Marketing helps. A community that doesn’t shy away from good technical marketing will undoubtedly help the language become more popular.
Note that marketing is a very encompassing term. Great documentation is good marketing. Not having to spend an hour installing things just to get started is arguably part of your approach to marketing.
Being accepting, inclusive, and welcoming to newcomers is good marketing. Blogging, organizing conferences, giving speeches at other conferences, writing great books, are all good examples of things a marketing-oriented community does.
What else? Familiarity.
Familiarity is very important. If your programming language is radically different from anything that the majority of developers are used to, it will struggle to become widely adopted.
So it has to toe the line. It has to be innovative enough to make it worthwhile, but familiar enough that it won’t immediately induce a negative gut reaction the moment a new developer approaches it.
This is a struggle numerous Lisp languages have had to face. Most developers are familiar with the C syntax, however, S-Expressions are somewhat scary and foreign to many.
Because of this, although functional languages have a shot, this time around, it won’t be an easy sale.
Anything else? Time.
Programming languages don’t become popular overnight. It takes years, no matter how you slice it.
Most languages take at least 10 years to become widely adopted. Adoption rates are getting faster in recent years, but this process still takes quite a while (several years).

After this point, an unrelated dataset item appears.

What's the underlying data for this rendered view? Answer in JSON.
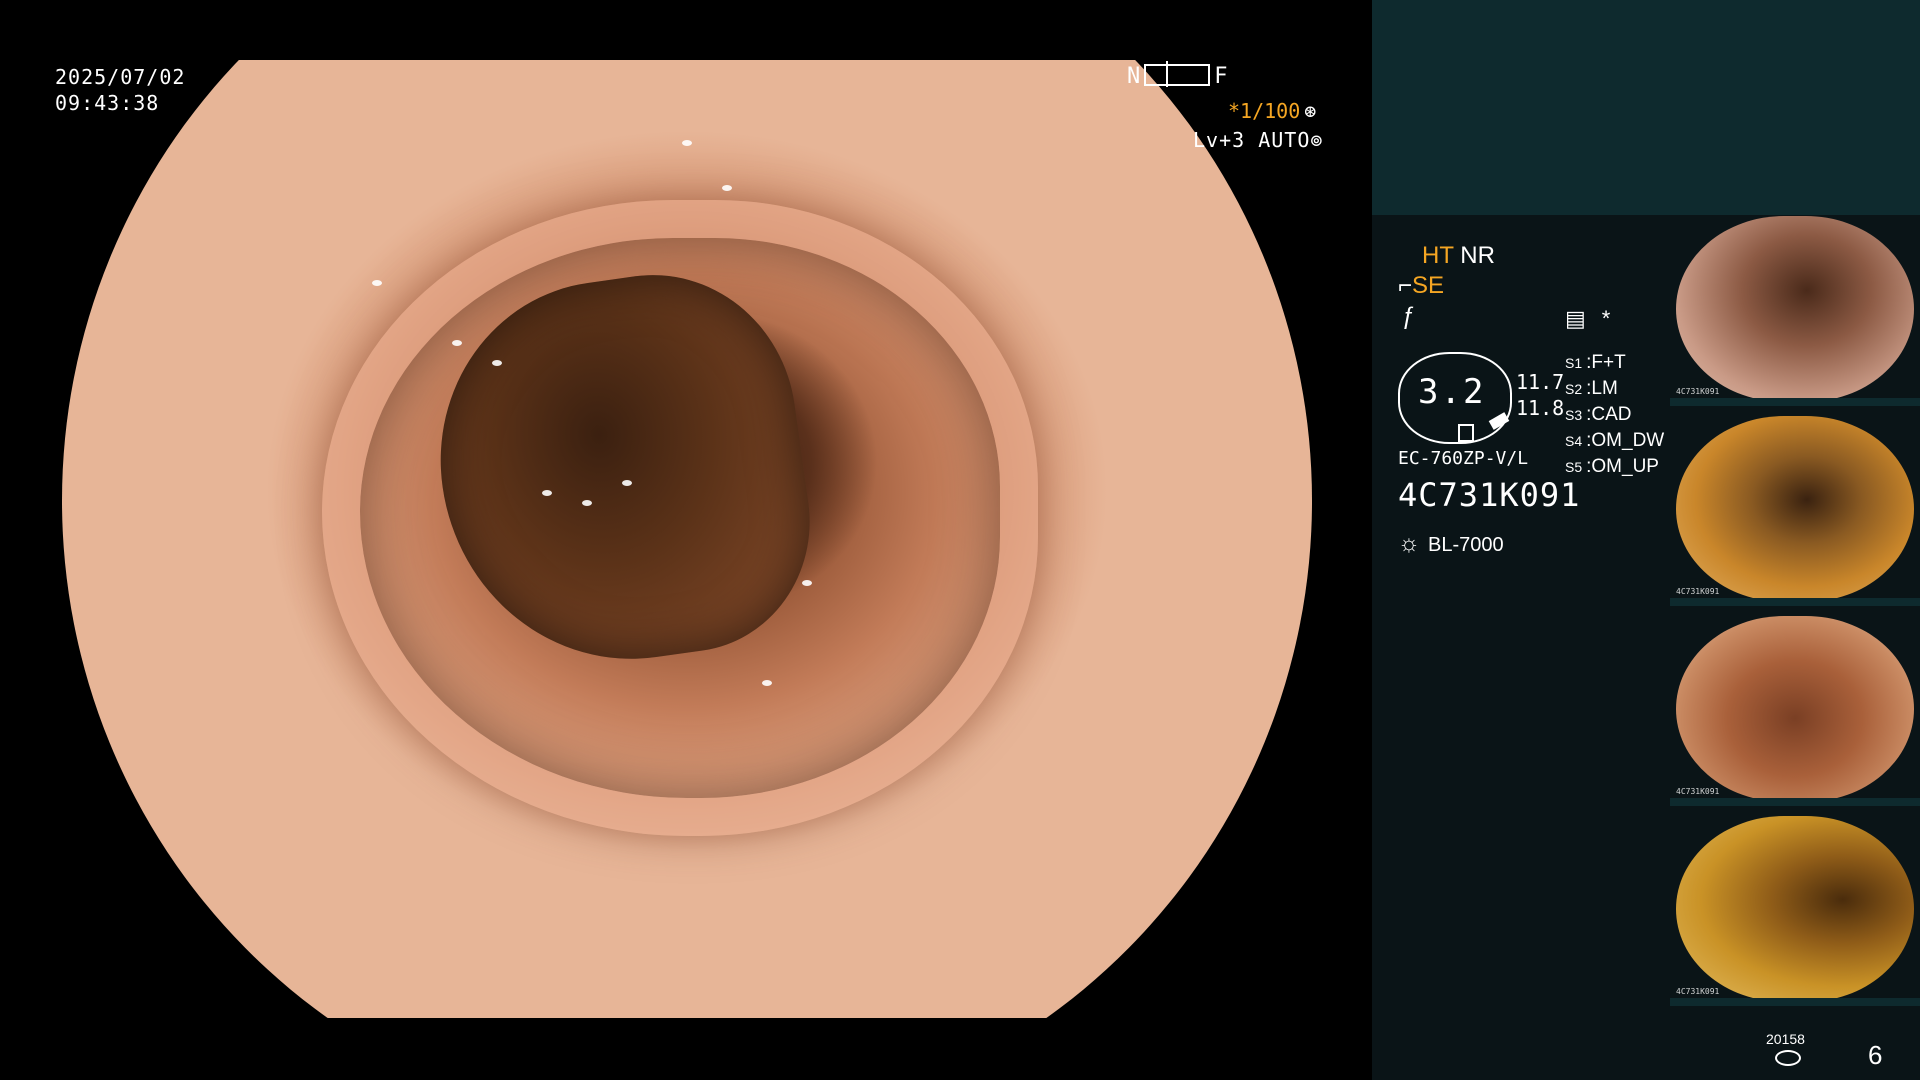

The most obvious exception is Swift, with its meteoric rise over the course of just a couple of years. Not only Swift is backed by Apple, it was also made into a default language for one of the most popular development ecosystems in the world.
So if you’re a programming language developer or an early adopter of a language that you wish to see become more popular, be patient. You’re in this for the long haul.
Popularity ain’t easy
It’s really hard to make a programming language popular.
The competition is fierce, with so many valid options available to developers.
As we asymptomatically approach all that programming languages can be, it is even harder to create something that’s so very much better than it’s worth making the leap to.
Developers need compelling and convincing reasons to jump ship or even just consider investing time in your language and community.
Consider for a moment why a programmer would want to learn a language that is new to them:
- To get or keep a job.
- To become more productive and/or write better software.
- To develop a new category of applications.
- To learn a new paradigm.
If your language can satisfy most of those needs, it will have a chance. But this only buys you admission to the race.
In summary, I believe these are the key factors to consider:
- Being a default language for a popular ecosystem;
- Being backed and promoted by a tech giant;
- Having a large standard library and/or targeting a popular VM (e.g., JVM, unless it’s a system language);
- Fully embodying a new paradigm shift;
- Being very useful in a particular domain, like Ruby did through Rails back in 2005;
- Having great documentation, guidance for newcomers, tools, editor integration, and in general removing any instrumentation obstacle that makes getting started with your language difficult;
- Fostering a welcoming community that encourages sharing, marketing, and evangelism;
- Having a somewhat familiar syntax that is easy to read, write, and teach;
- Being active and developed for several years;
- Providing technical innovations that lead to productivity and more maintainable code;
The first two are out of the question for most languages, and even then, few languages will meet all of the remaining requirements.
Even embracing just a few of these should, however, be enough to grant your language a chance at becoming mainstream.
Failing that, you might still be left with an active, niche language that will survive and be appreciated by many developers for decades to come.